Much of the film is about Wiesler’s inner conflict. At one point you sense he’s changing when a boy follows him into the elevator and asks, “are you really with Stasi.” When asked if he knows what Stasi is, the boy says “my dad says it’s bad men who put people in prison.” Wiesler instinctively responds “what is the name of…” but then stops. “Your ball.” He doesn’t have the heart to go after this boy’s dad any more.
Ultimately Wiesler switches sides. He starts protecting Dreyman just as Dreyman makes a stand against the system. Dreyman writes an article to smuggle to Der Spiegel magazine in the West about high suicide rates in East Germany. CMS is arrested when she finally resists Hempf, who has been supplying her with illegal drugs (which she takes in part because of how his affections torture her). She is forced to implicate Dreyman and betray her love.
Despite efforts by Wiesler to protect them, wracked by guilt she purposefully steps in front of an on coming truck to kill herself. Weisler has removed the implicating information but Grubitz realizes he must have aided Dreyman and demotes him. Dreyman is left broken, CMS is dead, and the system plods on.
A plot summary cannot do justice to how well this film illustrates the pervasive corruption and immorality of the internal system, how it could turn good honest people into those who betray their friends and lovers and ultimately find their own lives destroyed. It isn’t always as dramatic as portrayed here, but the film encapsulates the human horror of communism.
Yet the film ends with an upside. German unification and the fall of communism comes. Wiesler finds work delivering mail. The Stasi files are open to the public and Dreyman goes to his, shocked to find that Stasi had been watching him. He reads Weisler’s reports and is amazed to find that Wiesler — known as agent HGW XX/7 in the report — started covering for them and not reporting his real activities.
Inspired to write, he publishes a new novel, “Sonata for a Good Man,” named after a sheet music for a sonata given to him by Jerska, the director who had committed suicide.
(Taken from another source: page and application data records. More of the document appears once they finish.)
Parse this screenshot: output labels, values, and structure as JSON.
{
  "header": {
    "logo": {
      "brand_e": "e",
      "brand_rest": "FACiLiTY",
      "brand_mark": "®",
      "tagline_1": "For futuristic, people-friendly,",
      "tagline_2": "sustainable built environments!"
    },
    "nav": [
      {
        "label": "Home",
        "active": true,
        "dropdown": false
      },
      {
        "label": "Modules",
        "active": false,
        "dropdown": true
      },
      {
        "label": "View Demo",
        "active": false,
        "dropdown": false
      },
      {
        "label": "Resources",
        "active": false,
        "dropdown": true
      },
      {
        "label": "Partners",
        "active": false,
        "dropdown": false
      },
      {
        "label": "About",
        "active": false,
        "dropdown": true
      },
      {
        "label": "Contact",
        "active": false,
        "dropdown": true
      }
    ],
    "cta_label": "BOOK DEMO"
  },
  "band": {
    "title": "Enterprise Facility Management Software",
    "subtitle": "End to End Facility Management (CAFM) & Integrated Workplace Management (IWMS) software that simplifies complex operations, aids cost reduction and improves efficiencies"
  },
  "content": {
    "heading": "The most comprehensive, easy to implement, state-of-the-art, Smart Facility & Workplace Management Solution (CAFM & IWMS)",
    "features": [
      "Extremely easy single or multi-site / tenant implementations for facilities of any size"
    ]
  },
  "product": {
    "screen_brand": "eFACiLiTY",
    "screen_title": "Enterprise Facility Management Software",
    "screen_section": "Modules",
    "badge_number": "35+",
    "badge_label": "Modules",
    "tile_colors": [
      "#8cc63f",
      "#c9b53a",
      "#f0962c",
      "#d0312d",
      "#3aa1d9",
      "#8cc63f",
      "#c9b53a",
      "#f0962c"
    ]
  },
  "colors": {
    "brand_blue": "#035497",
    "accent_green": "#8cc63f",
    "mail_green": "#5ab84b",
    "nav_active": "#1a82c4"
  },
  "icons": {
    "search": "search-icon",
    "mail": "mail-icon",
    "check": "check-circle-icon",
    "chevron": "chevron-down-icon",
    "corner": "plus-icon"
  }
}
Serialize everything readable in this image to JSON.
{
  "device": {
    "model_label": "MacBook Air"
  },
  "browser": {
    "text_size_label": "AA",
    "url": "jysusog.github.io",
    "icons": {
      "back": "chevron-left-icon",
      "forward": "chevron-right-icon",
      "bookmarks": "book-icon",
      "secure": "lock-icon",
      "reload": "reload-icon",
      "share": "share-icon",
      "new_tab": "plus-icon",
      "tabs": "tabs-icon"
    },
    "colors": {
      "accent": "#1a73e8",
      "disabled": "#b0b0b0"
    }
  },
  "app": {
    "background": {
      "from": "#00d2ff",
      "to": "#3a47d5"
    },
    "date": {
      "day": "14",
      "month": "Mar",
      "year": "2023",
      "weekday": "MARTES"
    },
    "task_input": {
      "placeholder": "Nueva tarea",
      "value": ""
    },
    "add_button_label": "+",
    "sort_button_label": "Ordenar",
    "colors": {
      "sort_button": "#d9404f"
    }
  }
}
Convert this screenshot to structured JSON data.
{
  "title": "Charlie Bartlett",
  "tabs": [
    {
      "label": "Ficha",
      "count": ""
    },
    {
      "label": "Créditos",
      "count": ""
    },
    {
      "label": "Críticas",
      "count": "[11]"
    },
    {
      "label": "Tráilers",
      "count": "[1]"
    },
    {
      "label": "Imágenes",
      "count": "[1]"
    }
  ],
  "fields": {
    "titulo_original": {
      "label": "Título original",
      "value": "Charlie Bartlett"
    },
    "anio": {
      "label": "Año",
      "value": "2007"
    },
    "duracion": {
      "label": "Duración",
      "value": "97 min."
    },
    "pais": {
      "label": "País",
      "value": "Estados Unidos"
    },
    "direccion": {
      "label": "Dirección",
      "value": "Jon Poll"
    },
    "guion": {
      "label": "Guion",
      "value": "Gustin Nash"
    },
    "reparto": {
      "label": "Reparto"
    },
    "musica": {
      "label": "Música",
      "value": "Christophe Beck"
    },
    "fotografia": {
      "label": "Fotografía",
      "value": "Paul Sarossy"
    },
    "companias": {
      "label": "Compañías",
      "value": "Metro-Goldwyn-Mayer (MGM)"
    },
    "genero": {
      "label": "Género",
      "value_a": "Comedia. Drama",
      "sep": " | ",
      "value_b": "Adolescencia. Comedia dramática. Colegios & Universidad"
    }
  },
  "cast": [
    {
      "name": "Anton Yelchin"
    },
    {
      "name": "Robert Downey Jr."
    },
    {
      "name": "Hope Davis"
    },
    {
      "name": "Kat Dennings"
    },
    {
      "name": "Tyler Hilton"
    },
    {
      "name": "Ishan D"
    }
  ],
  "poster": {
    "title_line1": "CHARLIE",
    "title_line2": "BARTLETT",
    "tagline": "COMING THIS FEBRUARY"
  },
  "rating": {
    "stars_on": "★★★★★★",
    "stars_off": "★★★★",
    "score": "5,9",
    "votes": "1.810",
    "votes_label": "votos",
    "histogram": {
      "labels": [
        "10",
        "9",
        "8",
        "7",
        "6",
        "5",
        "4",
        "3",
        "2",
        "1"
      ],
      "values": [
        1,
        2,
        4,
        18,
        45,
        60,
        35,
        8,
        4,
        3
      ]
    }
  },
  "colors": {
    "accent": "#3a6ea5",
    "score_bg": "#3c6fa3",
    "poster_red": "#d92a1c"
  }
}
Wiesler sees an advertisement for the book and goes into the store and reads the dedication: “To agent HGW XX/7” He purchases the book and when asked if he wants it gift wrapped he says no. “It’s for me.”